The purpose of the study was to determine whether applying highly recommended changes in the 2005 American Heart Association (AHA) Guidelines would improve outcomes after out-of-hospital cardiac arrest.

Conclusions: Compared with controls, patients with out-of-hospital cardiac arrest treated with a renewed emphasis on improved circulation during CPR had significantly higher neurologically intact hospital discharge rates.

St. Anthony’s Sim Lab Director

From the Iowa Hospital Association:

Sara Fleecs, BSN, RN
Clinical Staff Educator/Simulation Coordinator
St. Anthony Regional Hospital, Carroll

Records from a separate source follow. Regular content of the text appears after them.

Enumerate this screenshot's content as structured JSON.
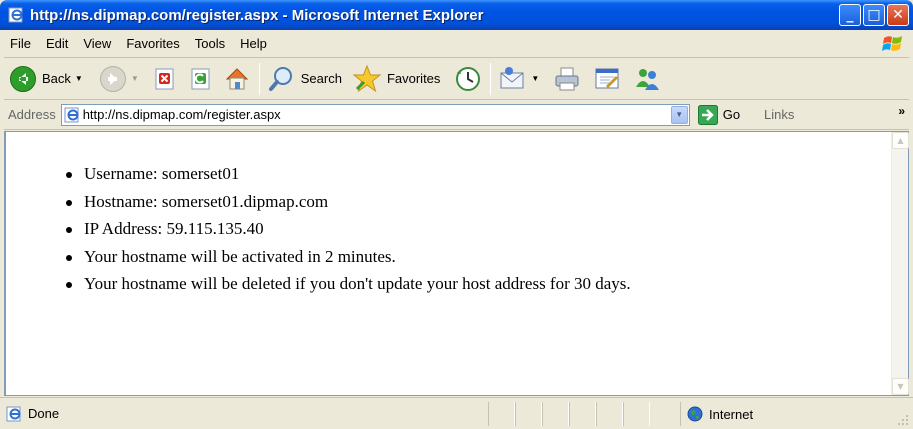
{
  "window": {
    "title": "http://ns.dipmap.com/register.aspx - Microsoft Internet Explorer",
    "controls": {
      "minimize": "_",
      "maximize": "□",
      "close": "✕"
    }
  },
  "menu": [
    "File",
    "Edit",
    "View",
    "Favorites",
    "Tools",
    "Help"
  ],
  "toolbar": {
    "back_label": "Back",
    "search_label": "Search",
    "favorites_label": "Favorites"
  },
  "address": {
    "label": "Address",
    "url": "http://ns.dipmap.com/register.aspx",
    "go_label": "Go",
    "links_label": "Links",
    "links_chevron": "»"
  },
  "content": {
    "items": [
      "Username: somerset01",
      "Hostname: somerset01.dipmap.com",
      "IP Address: 59.115.135.40",
      "Your hostname will be activated in 2 minutes.",
      "Your hostname will be deleted if you don't update your host address for 30 days."
    ]
  },
  "status": {
    "text": "Done",
    "zone": "Internet"
  },
  "icons": {
    "title": "ie-page-icon",
    "back": "back-arrow-icon",
    "forward": "forward-arrow-icon",
    "stop": "stop-icon",
    "refresh": "refresh-icon",
    "home": "home-icon",
    "search": "magnifier-icon",
    "favorites": "star-icon",
    "history": "history-icon",
    "mail": "mail-icon",
    "print": "printer-icon",
    "edit": "edit-icon",
    "messenger": "messenger-icon"
  },
  "colors": {
    "title_bar": "#0054e3",
    "chrome": "#ece9d8",
    "go_arrow": "#34a853",
    "close_button": "#c83c17"
  }
}
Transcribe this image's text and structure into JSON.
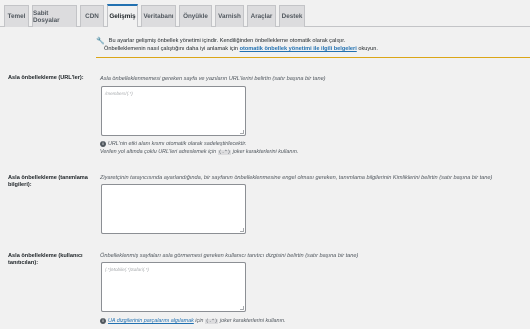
{
  "tabs": [
    {
      "label": "Temel"
    },
    {
      "label": "Sabit Dosyalar"
    },
    {
      "label": "CDN"
    },
    {
      "label": "Gelişmiş"
    },
    {
      "label": "Veritabanı"
    },
    {
      "label": "Önyükle"
    },
    {
      "label": "Varnish"
    },
    {
      "label": "Araçlar"
    },
    {
      "label": "Destek"
    }
  ],
  "active_tab": "Gelişmiş",
  "notice": {
    "line1": "Bu ayarlar gelişmiş önbellek yönetimi içindir. Kendiliğinden önbelleklerne otomatik olarak çalışır.",
    "line2_prefix": "Önbelleklemenin nasıl çalıştığını daha iyi anlamak için",
    "line2_link": "otomatik önbellek yönetimi ile ilgili belgeleri",
    "line2_suffix": "okuyun."
  },
  "fields": [
    {
      "label": "Asla önbellekleme (URL'ler):",
      "description": "Asla önbelleklenmemesi gereken sayfa ve yazıların URL'lerini belirtin (satır başına bir tane)",
      "placeholder": "/members/(.*)",
      "hint_line1": "URL'nin etki alanı kısmı otomatik olarak sadeleştirilecektir.",
      "hint_line2_prefix": "Verilen yol altında çoklu URL'leri adreslemek için",
      "hint_code": "(.*)",
      "hint_line2_suffix": "joker karakterlerini kullanın."
    },
    {
      "label": "Asla önbellekleme (tanımlama bilgileri):",
      "description": "Ziyaretçinin tarayıcısında ayarlandığında, bir sayfanın önbelleklenmesine engel olması gereken, tanımlama bilgilerinin Kimliklerini belirtin (satır başına bir tane)",
      "placeholder": ""
    },
    {
      "label": "Asla önbellekleme (kullanıcı tanıtıcıları):",
      "description": "Önbelleklenmiş sayfaları asla görmemesi gereken kullanıcı tanıtıcı dizgisini belirtin (satır başına bir tane)",
      "placeholder": "(.*)Mobile(.*)Safari(.*)",
      "hint_link": "UA dizgilerinin parçalarını algılamak",
      "hint_mid": "için",
      "hint_code": "(.*)",
      "hint_suffix": "joker karakterlerini kullanın."
    }
  ],
  "colors": {
    "accent": "#2271b1",
    "warning": "#dba617"
  }
}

I currently work in education and strive to develop experiences that will meet the educational needs of the staff working front line with patients and residents. It is challenging to keep education fresh, applicable and founded in evidence-based practice. The rewards are many and come from staff reporting that a training experience met their needs and they feel confident returning to work to perform skills included in the training. I have seen first-hand that training and education positively impact patient care. Health care requires that all members of the team be committed to life-long learning and it is great to be a part of that process.

Clown Responders Save Heart Attack Victim at Idaho Fair

From EMS World:

When a person suffered a heart attack at the Nez Perce County Fair this weekend, the first emergency personnel on the scene were a couple of clowns, Lewiston Fire Chief Gordy Gregg said Monday.

Literally.

Two firefighters who don clown outfits as part of their public education duties did CPR on the victim until the ambulance and its crew arrived, Gregg said.

Motivations and Barriers for Recruitment of New Emergency Medicine Residency Graduates to Rural Emergency Departments

From the Annals of Emergency Medicine:

Study objective

We sought to understand the motivations and barriers for recruitment of new emergency medicine residency graduates to rural emergency departments (EDs).

Methods

We used the American Medical Association Physician Masterfile to identify 2006 to 2008 emergency medicine residency graduates and then surveyed everyone currently practicing in rural EDs and a random sample of those practicing in urban EDs. We asked these emergency physicians about the importance of various factors in their choice of practice location.

Results

We received responses from 197 (67%) of 296 eligible emergency physicians in 47 states. The factors most often rated as “somewhat” or “very” important in choice of practice location were lifestyle (98%), access to amenities/recreation (95%), ED volume/acuity (93%), and family/spouse (90%). Access to specialists was the biggest difference between groups (very important=20% for rural versus 44% for urban; Δ24%; 95% confidence interval −37% to −11%). More rural emergency physicians spent their entire childhood in rural areas than urban emergency physicians. The changes that would have most influenced urban emergency physicians to practice in rural communities were family/spouse connection (92%), higher salary/signing bonus (90%), and increased access to specialists (90%). Of urban emergency physicians who did not participate in a rural rotation during residency, 44% said they would have, if it had been available.

Conclusion

Promising strategies for recruiting new emergency medicine residency graduates to rural EDs are emergency medicine residency selection of individuals with a rural upbringing and higher salaries. Increasing the availability of rural rotations during emergency medicine residency also may help to motivate and prepare some new graduates to practice in rural EDs.

Practicing EM Under Health Reform – the New Paradigm PART I

From ACEP’s The Central Line:

Imagine that you are the medical director of an ED, and you decide to take to your hospital administrator a new set of cost-effective care policies that are designed to reduce the percent of admissions from your ED from 17% to 15%. In some hospitals, you might be met with incredulity: why would you do something like this when if would cost your hospital hundreds of thousands of dollars in revenue every month? You might be looking for another job.